Peaches, the most popular backyard fruit, do not require a second variety for pollination.
Harvest Dates. With careful selection, you can extend your harvest season by planting more than one variety. For example, you could harvest peaches from late May through early August by choosing the right varieties. On the other hand, you might end up with fruit rotting on the ground by planting too many trees with similar ripening dates.
Rootstocks. Peaches, plums and apricots should be grafted onto Nemaguard rootstocks to help prevent root knot nematode damage to your trees. Apples may come on dwarfing rootstocks that keep the trees to a smaller, more manageable size.
Site Selection. Picking the best planting spot is very important. All fruits, berries and nuts need full sun for the best yields. Less than maximum sunlight means a reduced harvest and more pest problems.
Well-drained soils are crucial for the success of every fruit and nut species. Few fruit types thrive in poorly drained soils. Mayhaws are an exception to this rule and tolerate poorly drained soils, although they also do best in moist, well-drained soils. Poorly drained soils lack the oxygen necessary for the roots to function at their peak potential.
Here's a simple test to determine your soil's internal drainage. Dig a hole 3 feet deep with a posthole digger and fill it up with water. If the water is gone within 24 hours, you'll have no trouble growing fruit and nut trees. If the water is gone within 48 hours, the soil is acceptable but can give problems.
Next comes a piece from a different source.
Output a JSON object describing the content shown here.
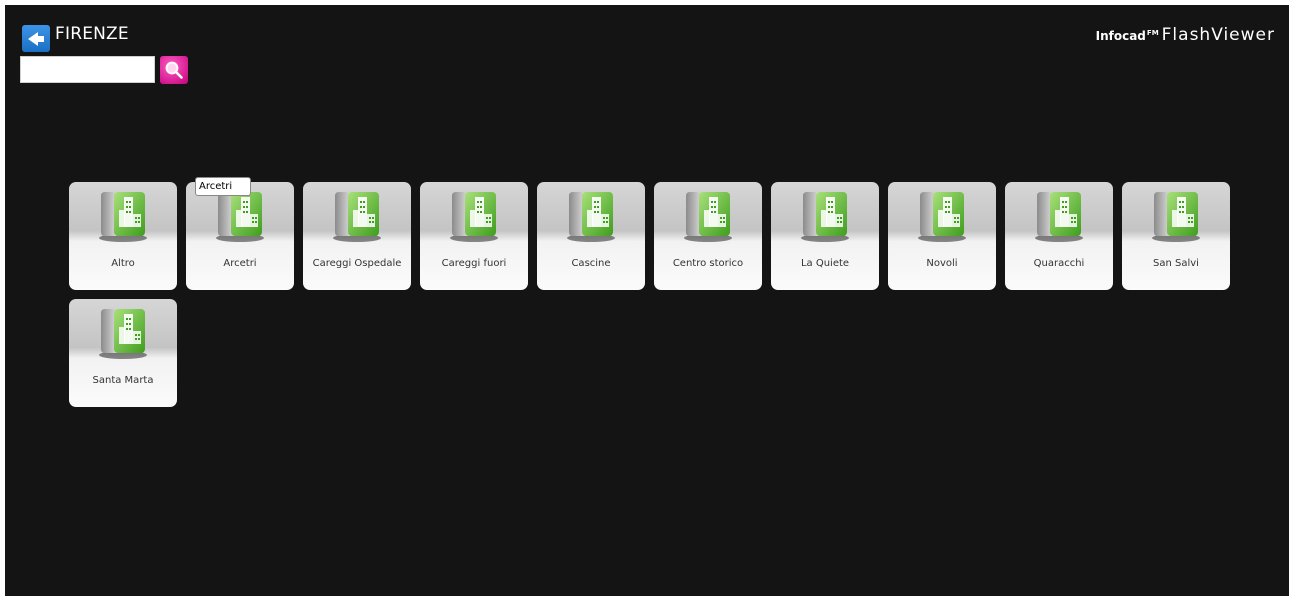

If water is still in the hole after 48 hours, grow vegetables or flowers instead.
If you are planning a home orchard, pay attention to spacing between plants. Give your trees enough room to grow to their full size without crowding. Crowded plants compete for light, water and nutrients, and eventually yields are reduced and disease and other problems occur.
Nearly all fruit and pecan trees are grafted or budded. When planting a tree, do not confuse the graft union (a slight bend in the lower trunk) with the original soil line. The original soil line is indicated by a transition from brown to grey on the trunk. Dig the hole and plant the tree no deeper than the original soil line.
Keep at least a three-foot diameter circle around the tree free of competing grass and weeds. This will not only speed the growth and development of your new tree, but will help provide a little spring frost protection for flowers on older trees.
After planting, water your trees (in the absence of a good, soaking rain) every 4 days for 2 weeks, then every 5 days for 2 weeks, and so on until you can water the tree every 10 to 20 days without placing the tree under stress. The key to watering ESTABLISHED trees is to water deeply and infrequently. Lawn sprinklers set for 15 minutes every other day will not wetting the soil sufficiently for producing trees.
Newly planted trees should be pruned back rather severely to compensate for loss of roots during transplanting and to begin the process of training the new growth into a good form for that particular type of tree or vine.
Texas AgriLife Extension Service has a number of publications for the most common fruits and nuts grown in Texas. These provide establishment and cultural information, along with a wealth of other information for successfully growing your own fruit. These are available both at your local county Extension offices, and online at http://aggie-horticulture.tamu.edu- look under “Home Lawn & Garden” -> "Vegetable, Fruit & Nut Production"